New course ponders Indigenous issues in food systems
The Faculty of Agricultural and Food Sciences has introduced a new course which explores the contemporary issues of Indigenous people associated with food systems and challenges students to tackle real-world solutions.
Dr. Kyle Bobiwash, assistant professor in the Department of Entomology, developed the three-credit course “Indigenous Issues in Food Systems” which is open to all University of Manitoba students and launched this term. The course gives students a greater understanding of how historical and present-day relationships between Indigenous people, the land and settlers has resulted in many of the current challenges in agriculture, health and nutrition.
Dr. Bobiwash was appointed as the Faculty’s first Indigenous Scholar in 2018. One of his objectives was the development of a course that would encourage greater participation of Indigenous people in agriculture as well as a better understanding of Indigenous issues as a whole for all students.
“My goal in crafting this course was not to simply be a historical review of Indigenous peoples and their relationship with colonialism and the land, but to ensure that students are able to potentially begin seeing their particular field through a lens incorporating Indigenous histories, ways of knowing and ethos.”
Throughout the course, students will learn the role of Indigenous agriculture and food globally, moving from pre-colonial America through European settlement and the displacement of Indigenous people. Topics will include policy and legislation, food security, health and nutrition, and food system activism today and into the future.
In addition to course lectures and guest speakers, students will also conduct analysis of academic and grey literature. Using the knowledge they acquire in the course, students must craft a project or grant proposal that tackles a food system issue facing Indigenous peoples.
“I have framed the grant proposal as a service to society. The goal is for the students to identify one food system issue affecting Indigenous people, and develop some intervention or program to alleviate the issue. I encourage students to choose something close to their hearts, their interests or within their field so that they can see how their work later in life has the ability to impact communities across Canada.
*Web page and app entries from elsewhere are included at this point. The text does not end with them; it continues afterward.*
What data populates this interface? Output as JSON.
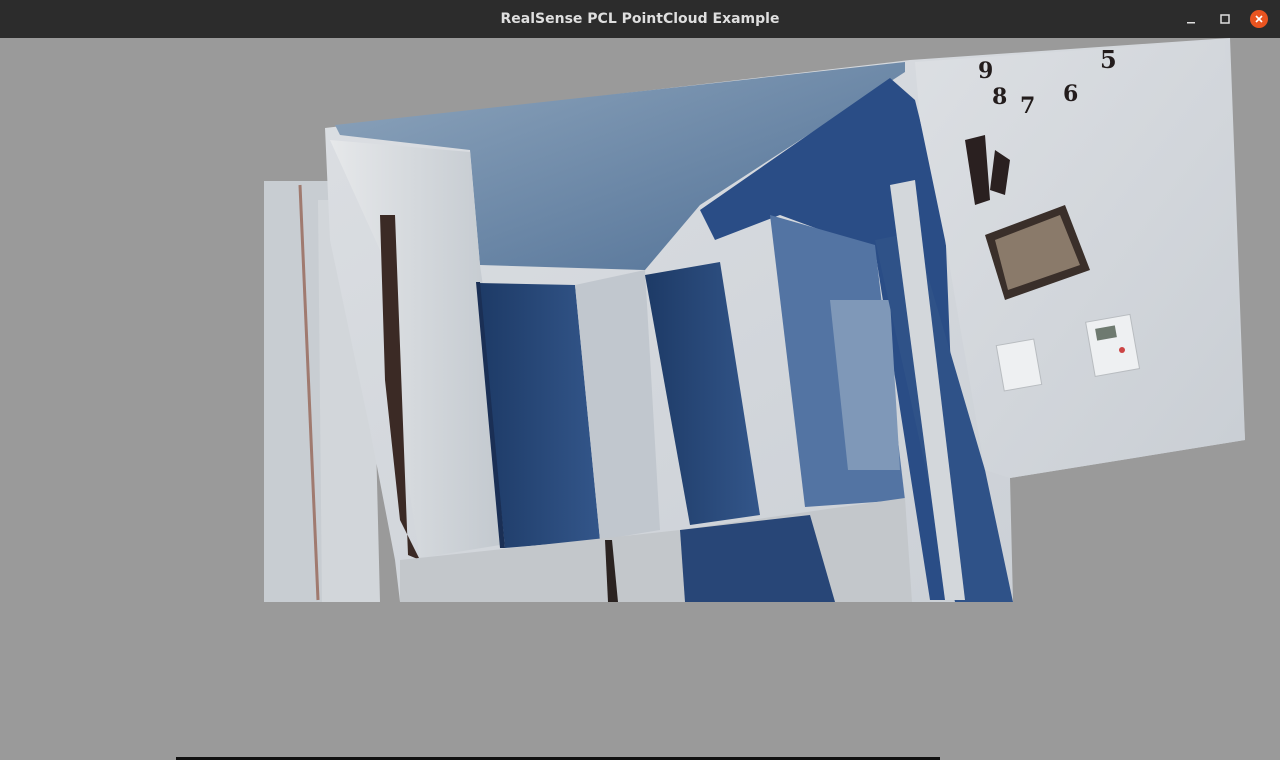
{
  "window": {
    "title": "RealSense PCL PointCloud Example"
  },
  "controls": {
    "minimize": "minimize-icon",
    "maximize": "maximize-icon",
    "close": "close-icon"
  },
  "wall_digits": [
    "9",
    "8",
    "7",
    "6",
    "5"
  ],
  "colors": {
    "titlebar": "#2c2c2c",
    "title_text": "#dfdfdf",
    "close_accent": "#e95420",
    "background": "#9a9a9a",
    "door_blue": "#2a4a7a",
    "wall_white": "#d8dde2",
    "ceiling_blue": "#6c87a4"
  }
}
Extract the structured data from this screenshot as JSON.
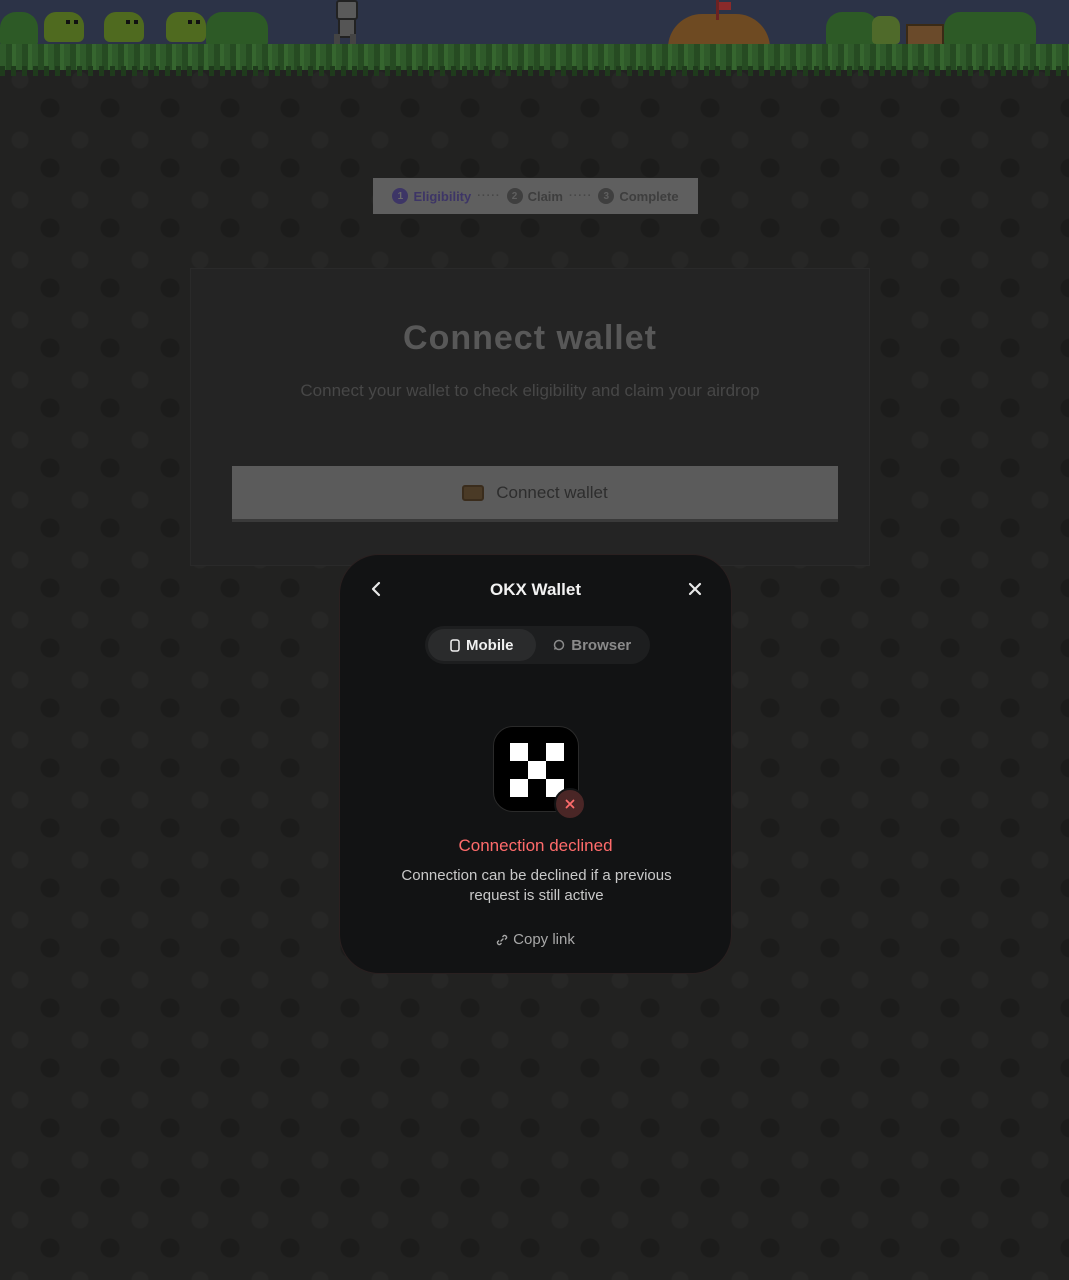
{
  "steps": [
    {
      "num": "1",
      "label": "Eligibility"
    },
    {
      "num": "2",
      "label": "Claim"
    },
    {
      "num": "3",
      "label": "Complete"
    }
  ],
  "step_separator": "·····",
  "card": {
    "title": "Connect wallet",
    "subtitle": "Connect your wallet to check eligibility and claim your airdrop",
    "button_label": "Connect wallet"
  },
  "modal": {
    "title": "OKX Wallet",
    "tabs": {
      "mobile": "Mobile",
      "browser": "Browser"
    },
    "status": "Connection declined",
    "message": "Connection can be declined if a previous request is still active",
    "copy_link": "Copy link"
  },
  "colors": {
    "error": "#ff6b6b",
    "modal_bg": "#121314",
    "active_step": "#3d3566"
  },
  "icons": {
    "back": "chevron-left-icon",
    "close": "close-icon",
    "mobile": "phone-icon",
    "browser": "globe-icon",
    "copy": "link-icon",
    "error": "x-icon",
    "wallet": "wallet-icon"
  }
}
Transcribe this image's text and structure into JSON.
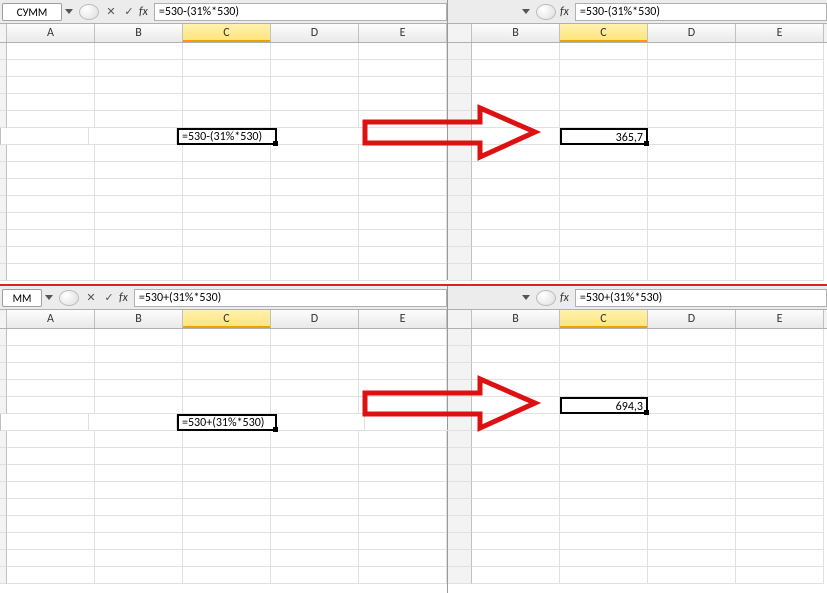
{
  "panels": {
    "tl": {
      "namebox": "СУММ",
      "cancel_glyph": "✕",
      "accept_glyph": "✓",
      "fx_glyph": "fx",
      "formula": "=530-(31%*530)",
      "columns": [
        "A",
        "B",
        "C",
        "D",
        "E"
      ],
      "active_cell_text": "=530-(31%*530)"
    },
    "tr": {
      "fx_glyph": "fx",
      "formula": "=530-(31%*530)",
      "columns": [
        "B",
        "C",
        "D",
        "E"
      ],
      "result": "365,7"
    },
    "bl": {
      "namebox": "MM",
      "cancel_glyph": "✕",
      "accept_glyph": "✓",
      "fx_glyph": "fx",
      "formula": "=530+(31%*530)",
      "columns": [
        "A",
        "B",
        "C",
        "D",
        "E"
      ],
      "active_cell_text": "=530+(31%*530)"
    },
    "br": {
      "fx_glyph": "fx",
      "formula": "=530+(31%*530)",
      "columns": [
        "B",
        "C",
        "D",
        "E"
      ],
      "result": "694,3"
    }
  }
}
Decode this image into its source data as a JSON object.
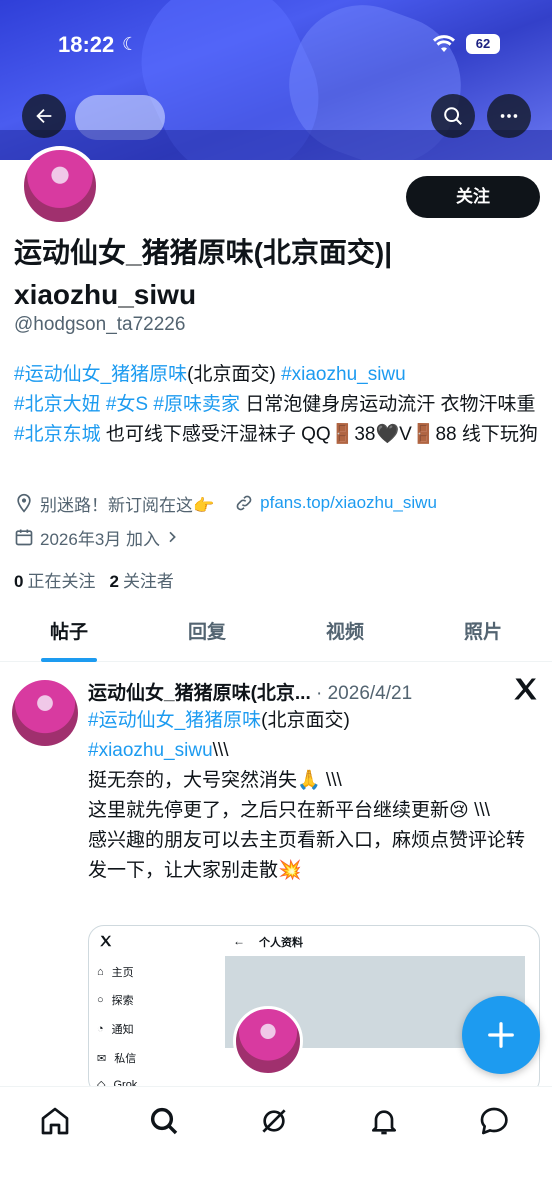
{
  "status_bar": {
    "time": "18:22",
    "moon": "☾",
    "battery": "62"
  },
  "profile": {
    "follow_label": "关注",
    "display_name": "运动仙女_猪猪原味(北京面交)| xiaozhu_siwu",
    "handle": "@hodgson_ta72226",
    "bio": {
      "tag1": "#运动仙女_猪猪原味",
      "text1": "(北京面交) ",
      "tag2": "#xiaozhu_siwu",
      "tag3": "#北京大妞",
      "tag4": "#女S",
      "tag5": "#原味卖家",
      "text2": " 日常泡健身房运动流汗 衣物汗味重 ",
      "tag6": "#北京东城",
      "text3": " 也可线下感受汗湿袜子 QQ🚪38🖤V🚪88 线下玩狗"
    },
    "location": "别迷路！新订阅在这👉",
    "link": "pfans.top/xiaozhu_siwu",
    "joined": "2026年3月 加入",
    "following_count": "0",
    "following_label": "正在关注",
    "followers_count": "2",
    "followers_label": "关注者"
  },
  "tabs": [
    "帖子",
    "回复",
    "视频",
    "照片"
  ],
  "post": {
    "name": "运动仙女_猪猪原味(北京...",
    "date": " · 2026/4/21",
    "tag1": "#运动仙女_猪猪原味",
    "text1": "(北京面交)",
    "tag2": "#xiaozhu_siwu",
    "text2": "\\\\\\",
    "line3": "挺无奈的，大号突然消失🙏 \\\\\\",
    "line4": "这里就先停更了，之后只在新平台继续更新😢 \\\\\\",
    "line5": "感兴趣的朋友可以去主页看新入口，麻烦点赞评论转发一下，让大家别走散💥"
  },
  "embedded_card": {
    "header": "个人资料",
    "sidebar": [
      "主页",
      "探索",
      "通知",
      "私信",
      "Grok"
    ]
  },
  "colors": {
    "accent": "#1d9bf0",
    "text": "#0f1419",
    "muted": "#536471"
  },
  "icons": {
    "back": "arrow-left-icon",
    "search": "search-icon",
    "more": "more-icon",
    "location": "location-pin-icon",
    "link": "link-icon",
    "calendar": "calendar-icon",
    "x_logo": "x-logo-icon",
    "compose": "plus-icon",
    "nav": [
      "home-icon",
      "search-icon",
      "grok-icon",
      "bell-icon",
      "messages-icon"
    ]
  }
}
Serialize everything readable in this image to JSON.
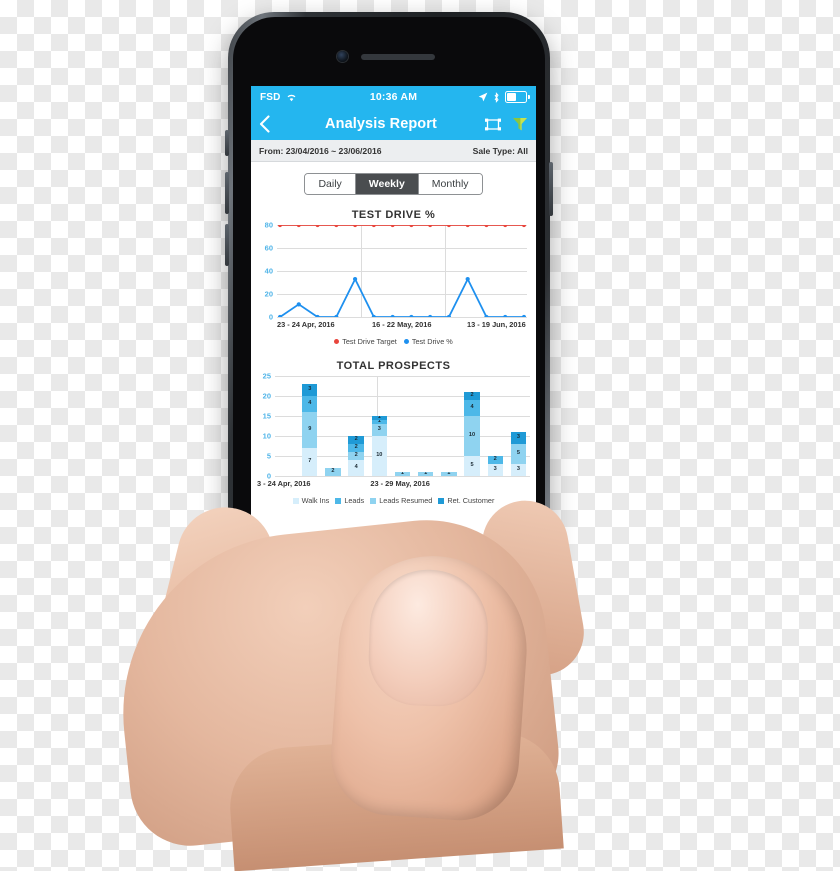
{
  "device": {
    "frame_color": "#2b2e32",
    "screen_bg": "#ffffff"
  },
  "status_bar": {
    "carrier": "FSD",
    "wifi_icon": "wifi-icon",
    "time": "10:36 AM",
    "location_icon": "location-arrow-icon",
    "bluetooth_icon": "bluetooth-icon",
    "battery_icon": "battery-icon",
    "accent": "#24b6ef"
  },
  "nav_bar": {
    "back_icon": "chevron-left-icon",
    "title": "Analysis Report",
    "fullscreen_icon": "fullscreen-icon",
    "filter_icon": "filter-funnel-icon",
    "filter_icon_color": "#8cc63f"
  },
  "filter_bar": {
    "date_range": "From: 23/04/2016 ~ 23/06/2016",
    "sale_type": "Sale Type: All"
  },
  "segmented": {
    "options": [
      {
        "label": "Daily",
        "active": false
      },
      {
        "label": "Weekly",
        "active": true
      },
      {
        "label": "Monthly",
        "active": false
      }
    ]
  },
  "chart_data": [
    {
      "type": "line",
      "title": "TEST DRIVE %",
      "xlabel": "",
      "ylabel": "",
      "ylim": [
        0,
        80
      ],
      "yticks": [
        0,
        20,
        40,
        60,
        80
      ],
      "grid": true,
      "legend_position": "bottom",
      "x_tick_labels": [
        "23 - 24 Apr, 2016",
        "16 - 22 May, 2016",
        "13 - 19 Jun, 2016"
      ],
      "series": [
        {
          "name": "Test Drive Target",
          "color": "#e8453c",
          "values": [
            80,
            80,
            80,
            80,
            80,
            80,
            80,
            80,
            80,
            80,
            80,
            80,
            80,
            80
          ]
        },
        {
          "name": "Test Drive %",
          "color": "#1e90ef",
          "values": [
            0,
            11,
            0,
            0,
            33,
            0,
            0,
            0,
            0,
            0,
            33,
            0,
            0,
            0
          ]
        }
      ]
    },
    {
      "type": "bar",
      "subtype": "stacked",
      "title": "TOTAL PROSPECTS",
      "xlabel": "",
      "ylabel": "",
      "ylim": [
        0,
        25
      ],
      "yticks": [
        0,
        5,
        10,
        15,
        20,
        25
      ],
      "grid": true,
      "legend_position": "bottom",
      "x_tick_labels": [
        "3 - 24 Apr, 2016",
        "23 - 29 May, 2016"
      ],
      "series": [
        {
          "name": "Walk Ins",
          "color": "#d6eefb"
        },
        {
          "name": "Leads",
          "color": "#4db8e8"
        },
        {
          "name": "Leads Resumed",
          "color": "#8fd3f0"
        },
        {
          "name": "Ret. Customer",
          "color": "#1f9ad6"
        }
      ],
      "bars": [
        {
          "index": 0,
          "total": 0,
          "segments": []
        },
        {
          "index": 1,
          "total": 23,
          "segments": [
            {
              "series": "Walk Ins",
              "value": 7
            },
            {
              "series": "Leads Resumed",
              "value": 9
            },
            {
              "series": "Leads",
              "value": 4
            },
            {
              "series": "Ret. Customer",
              "value": 3
            }
          ]
        },
        {
          "index": 2,
          "total": 2,
          "segments": [
            {
              "series": "Leads Resumed",
              "value": 2
            }
          ]
        },
        {
          "index": 3,
          "total": 10,
          "segments": [
            {
              "series": "Walk Ins",
              "value": 4
            },
            {
              "series": "Leads Resumed",
              "value": 2
            },
            {
              "series": "Leads",
              "value": 2
            },
            {
              "series": "Ret. Customer",
              "value": 2
            }
          ]
        },
        {
          "index": 4,
          "total": 15,
          "segments": [
            {
              "series": "Walk Ins",
              "value": 10
            },
            {
              "series": "Leads Resumed",
              "value": 3
            },
            {
              "series": "Leads",
              "value": 1
            },
            {
              "series": "Ret. Customer",
              "value": 1
            }
          ]
        },
        {
          "index": 5,
          "total": 1,
          "segments": [
            {
              "series": "Leads Resumed",
              "value": 1
            }
          ]
        },
        {
          "index": 6,
          "total": 1,
          "segments": [
            {
              "series": "Leads Resumed",
              "value": 1
            }
          ]
        },
        {
          "index": 7,
          "total": 1,
          "segments": [
            {
              "series": "Leads Resumed",
              "value": 1
            }
          ]
        },
        {
          "index": 8,
          "total": 21,
          "segments": [
            {
              "series": "Walk Ins",
              "value": 5
            },
            {
              "series": "Leads Resumed",
              "value": 10
            },
            {
              "series": "Leads",
              "value": 4
            },
            {
              "series": "Ret. Customer",
              "value": 2
            }
          ]
        },
        {
          "index": 9,
          "total": 5,
          "segments": [
            {
              "series": "Walk Ins",
              "value": 3
            },
            {
              "series": "Leads",
              "value": 2
            }
          ]
        },
        {
          "index": 10,
          "total": 11,
          "segments": [
            {
              "series": "Walk Ins",
              "value": 3
            },
            {
              "series": "Leads Resumed",
              "value": 5
            },
            {
              "series": "Ret. Customer",
              "value": 3
            }
          ]
        }
      ]
    }
  ]
}
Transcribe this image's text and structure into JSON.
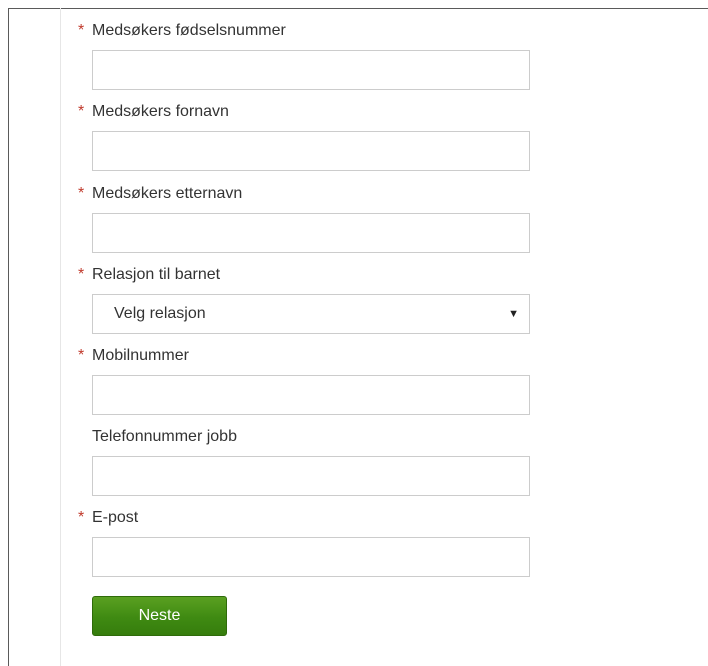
{
  "form": {
    "required_marker": "*",
    "fields": [
      {
        "label": "Medsøkers fødselsnummer",
        "required": true,
        "value": ""
      },
      {
        "label": "Medsøkers fornavn",
        "required": true,
        "value": ""
      },
      {
        "label": "Medsøkers etternavn",
        "required": true,
        "value": ""
      },
      {
        "label": "Relasjon til barnet",
        "required": true,
        "selected": "Velg relasjon"
      },
      {
        "label": "Mobilnummer",
        "required": true,
        "value": ""
      },
      {
        "label": "Telefonnummer jobb",
        "required": false,
        "value": ""
      },
      {
        "label": "E-post",
        "required": true,
        "value": ""
      }
    ],
    "submit_label": "Neste"
  },
  "icons": {
    "dropdown": "chevron-down-icon",
    "dropdown_glyph": "▼"
  },
  "colors": {
    "required_marker": "#c0392b",
    "button_green": "#3f8a12"
  }
}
I’m also anticipating that these projects will be publicly available at some point, so that we can begin creating a repository of foundational background work allowing communities to potentially take some of these ideas and incorporate them into real on-the-ground projects.”
Students work individually to identify a target issue and course of action to ensure community participation and funding, but come together with their classmates for peer review, collaboration and group work, allowing students to critique each other’s approaches.
Bobiwash says that in creating a new course, there is no “past tense”, that it is an ongoing process.
“As the course has been progressing I’ve scrapped entire lectures or modified them significantly to reflect the interests of the students, current events, recent publications, as well as the baseline knowledge of students in order to improve our ability to reach our personal learning goals as a team.”
Although the course is only nearing its mid-point, Bobiwash says so far it has been well-received.
“Some aspects of the course are daunting, as class discussions and group review of papers are frequent, requiring a lot of chutzpah to insert yourself into a particular discussion. My groups of students are also coming from across the entire Faculty, so I take care in making sure that topics extend out into their fields though not forgetting the course scale perspective and issues. But so far, it’s been pretty darn good.”